Twitter was one of the dominate ways that information about the Arab Spring was relayed from person to person. In many of the countries involved, communication can be difficult, particularly in times of civil unrest. Twitter allowed people to reach a large audience, in real time, about what was happening where they were. This new ability to communicate not only instantly and globally, but to an incredibly large audience, was previously relegated to news agencies and other mass media conglomerates. Twitter revolutionized revolution, by giving anyone a global platform for their thoughts and ideas, and in doing so connected these otherwise disparate ethnic and nationalistic groups, into a support network that spanned around the globe.
During my interview with Tony, I asked him how he kept up with the uprisings as they were happening, and as expected, he said he relied mostly on Twitter. “Twitter is such a ubiquitous program now, that it’s easy to get information just moments after it happens. For me, that was vital as I was always keeping tabs on family and friends back in Lebanon. Phone calls and email exchanges are far less convenient than texts and tweets.” There is little doubt that Twitter gave those outside the conflict zones, unparalleled and unprecedented access to the revolutions of the Arab Spring.
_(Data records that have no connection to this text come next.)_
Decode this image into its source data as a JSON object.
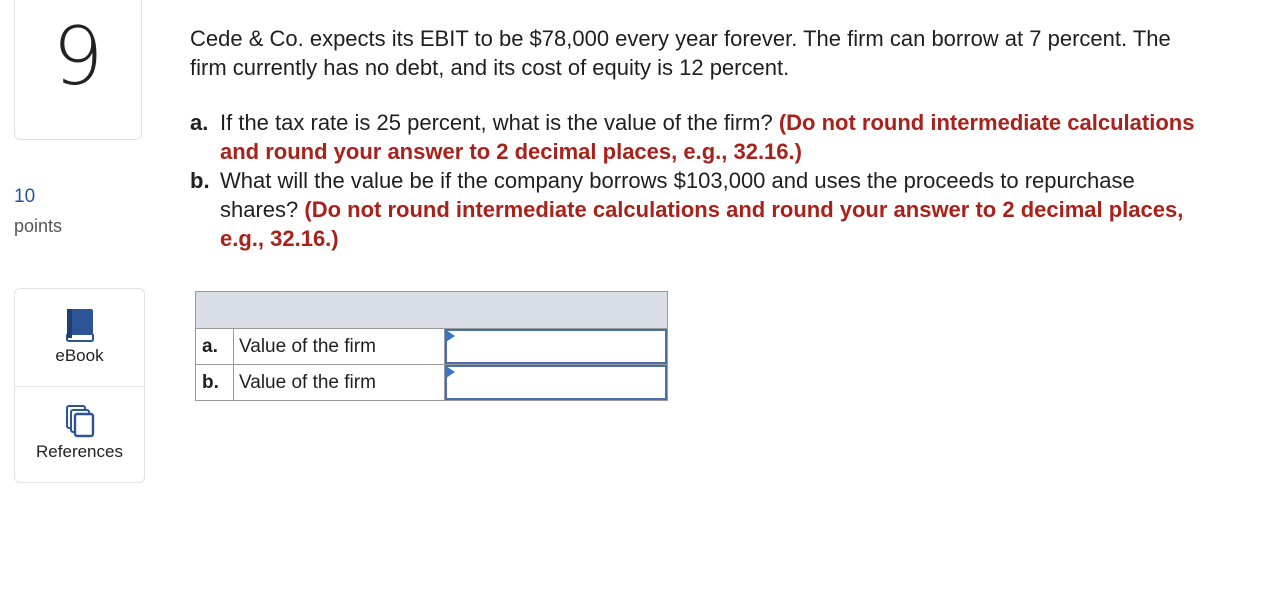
{
  "question_number": "9",
  "points": {
    "value": "10",
    "label": "points"
  },
  "tools": [
    {
      "label": "eBook",
      "icon": "book-icon"
    },
    {
      "label": "References",
      "icon": "copy-pages-icon"
    }
  ],
  "question_text": "Cede & Co. expects its EBIT to be $78,000 every year forever. The firm can borrow at 7 percent. The firm currently has no debt, and its cost of equity is 12 percent.",
  "parts": [
    {
      "letter": "a.",
      "text": "If the tax rate is 25 percent, what is the value of the firm? ",
      "note": "(Do not round intermediate calculations and round your answer to 2 decimal places, e.g., 32.16.)"
    },
    {
      "letter": "b.",
      "text": "What will the value be if the company borrows $103,000 and uses the proceeds to repurchase shares? ",
      "note": "(Do not round intermediate calculations and round your answer to 2 decimal places, e.g., 32.16.)"
    }
  ],
  "answer_table": {
    "rows": [
      {
        "letter": "a.",
        "label": "Value of the firm",
        "value": ""
      },
      {
        "letter": "b.",
        "label": "Value of the firm",
        "value": ""
      }
    ]
  },
  "colors": {
    "note": "#a8221b",
    "points": "#2554a6",
    "header_bg": "#d9dde6",
    "input_border": "#4a6ea9"
  }
}
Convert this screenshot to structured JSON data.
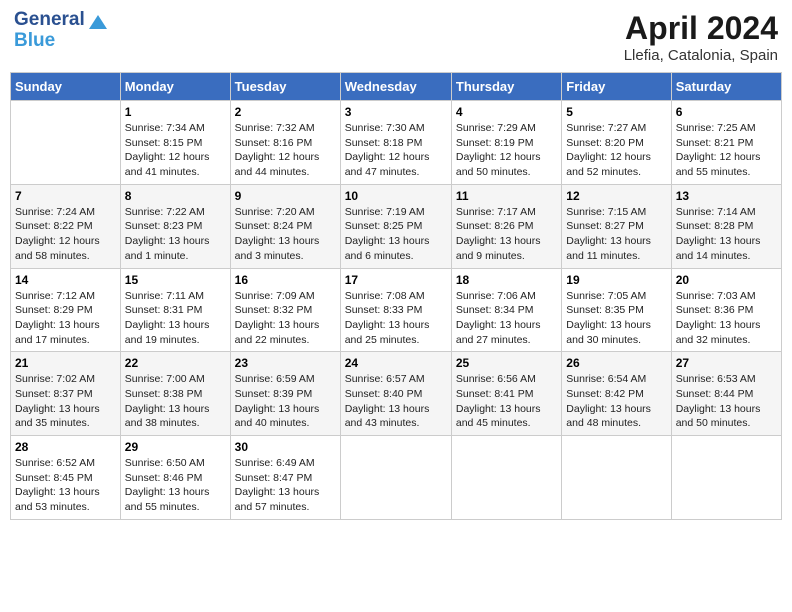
{
  "header": {
    "logo_line1": "General",
    "logo_line2": "Blue",
    "month": "April 2024",
    "location": "Llefia, Catalonia, Spain"
  },
  "weekdays": [
    "Sunday",
    "Monday",
    "Tuesday",
    "Wednesday",
    "Thursday",
    "Friday",
    "Saturday"
  ],
  "weeks": [
    [
      {
        "day": "",
        "text": ""
      },
      {
        "day": "1",
        "text": "Sunrise: 7:34 AM\nSunset: 8:15 PM\nDaylight: 12 hours\nand 41 minutes."
      },
      {
        "day": "2",
        "text": "Sunrise: 7:32 AM\nSunset: 8:16 PM\nDaylight: 12 hours\nand 44 minutes."
      },
      {
        "day": "3",
        "text": "Sunrise: 7:30 AM\nSunset: 8:18 PM\nDaylight: 12 hours\nand 47 minutes."
      },
      {
        "day": "4",
        "text": "Sunrise: 7:29 AM\nSunset: 8:19 PM\nDaylight: 12 hours\nand 50 minutes."
      },
      {
        "day": "5",
        "text": "Sunrise: 7:27 AM\nSunset: 8:20 PM\nDaylight: 12 hours\nand 52 minutes."
      },
      {
        "day": "6",
        "text": "Sunrise: 7:25 AM\nSunset: 8:21 PM\nDaylight: 12 hours\nand 55 minutes."
      }
    ],
    [
      {
        "day": "7",
        "text": "Sunrise: 7:24 AM\nSunset: 8:22 PM\nDaylight: 12 hours\nand 58 minutes."
      },
      {
        "day": "8",
        "text": "Sunrise: 7:22 AM\nSunset: 8:23 PM\nDaylight: 13 hours\nand 1 minute."
      },
      {
        "day": "9",
        "text": "Sunrise: 7:20 AM\nSunset: 8:24 PM\nDaylight: 13 hours\nand 3 minutes."
      },
      {
        "day": "10",
        "text": "Sunrise: 7:19 AM\nSunset: 8:25 PM\nDaylight: 13 hours\nand 6 minutes."
      },
      {
        "day": "11",
        "text": "Sunrise: 7:17 AM\nSunset: 8:26 PM\nDaylight: 13 hours\nand 9 minutes."
      },
      {
        "day": "12",
        "text": "Sunrise: 7:15 AM\nSunset: 8:27 PM\nDaylight: 13 hours\nand 11 minutes."
      },
      {
        "day": "13",
        "text": "Sunrise: 7:14 AM\nSunset: 8:28 PM\nDaylight: 13 hours\nand 14 minutes."
      }
    ],
    [
      {
        "day": "14",
        "text": "Sunrise: 7:12 AM\nSunset: 8:29 PM\nDaylight: 13 hours\nand 17 minutes."
      },
      {
        "day": "15",
        "text": "Sunrise: 7:11 AM\nSunset: 8:31 PM\nDaylight: 13 hours\nand 19 minutes."
      },
      {
        "day": "16",
        "text": "Sunrise: 7:09 AM\nSunset: 8:32 PM\nDaylight: 13 hours\nand 22 minutes."
      },
      {
        "day": "17",
        "text": "Sunrise: 7:08 AM\nSunset: 8:33 PM\nDaylight: 13 hours\nand 25 minutes."
      },
      {
        "day": "18",
        "text": "Sunrise: 7:06 AM\nSunset: 8:34 PM\nDaylight: 13 hours\nand 27 minutes."
      },
      {
        "day": "19",
        "text": "Sunrise: 7:05 AM\nSunset: 8:35 PM\nDaylight: 13 hours\nand 30 minutes."
      },
      {
        "day": "20",
        "text": "Sunrise: 7:03 AM\nSunset: 8:36 PM\nDaylight: 13 hours\nand 32 minutes."
      }
    ],
    [
      {
        "day": "21",
        "text": "Sunrise: 7:02 AM\nSunset: 8:37 PM\nDaylight: 13 hours\nand 35 minutes."
      },
      {
        "day": "22",
        "text": "Sunrise: 7:00 AM\nSunset: 8:38 PM\nDaylight: 13 hours\nand 38 minutes."
      },
      {
        "day": "23",
        "text": "Sunrise: 6:59 AM\nSunset: 8:39 PM\nDaylight: 13 hours\nand 40 minutes."
      },
      {
        "day": "24",
        "text": "Sunrise: 6:57 AM\nSunset: 8:40 PM\nDaylight: 13 hours\nand 43 minutes."
      },
      {
        "day": "25",
        "text": "Sunrise: 6:56 AM\nSunset: 8:41 PM\nDaylight: 13 hours\nand 45 minutes."
      },
      {
        "day": "26",
        "text": "Sunrise: 6:54 AM\nSunset: 8:42 PM\nDaylight: 13 hours\nand 48 minutes."
      },
      {
        "day": "27",
        "text": "Sunrise: 6:53 AM\nSunset: 8:44 PM\nDaylight: 13 hours\nand 50 minutes."
      }
    ],
    [
      {
        "day": "28",
        "text": "Sunrise: 6:52 AM\nSunset: 8:45 PM\nDaylight: 13 hours\nand 53 minutes."
      },
      {
        "day": "29",
        "text": "Sunrise: 6:50 AM\nSunset: 8:46 PM\nDaylight: 13 hours\nand 55 minutes."
      },
      {
        "day": "30",
        "text": "Sunrise: 6:49 AM\nSunset: 8:47 PM\nDaylight: 13 hours\nand 57 minutes."
      },
      {
        "day": "",
        "text": ""
      },
      {
        "day": "",
        "text": ""
      },
      {
        "day": "",
        "text": ""
      },
      {
        "day": "",
        "text": ""
      }
    ]
  ]
}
Twitter became a focal point of the revolutionaries. A place to broadcast their victories, a place to spread outrage about their oppression, and a place to form a community of like-minded individuals. I would also argue that Twitter was useful in gaining the support of the West, countries like the USA who might not otherwise have given a high level of support to the revolutions. The usage of Twitter in the Arab Spring signaled a significant change in the way that information was spread from a conflict area, in much the same way that TV had done the same thing in Vietnam.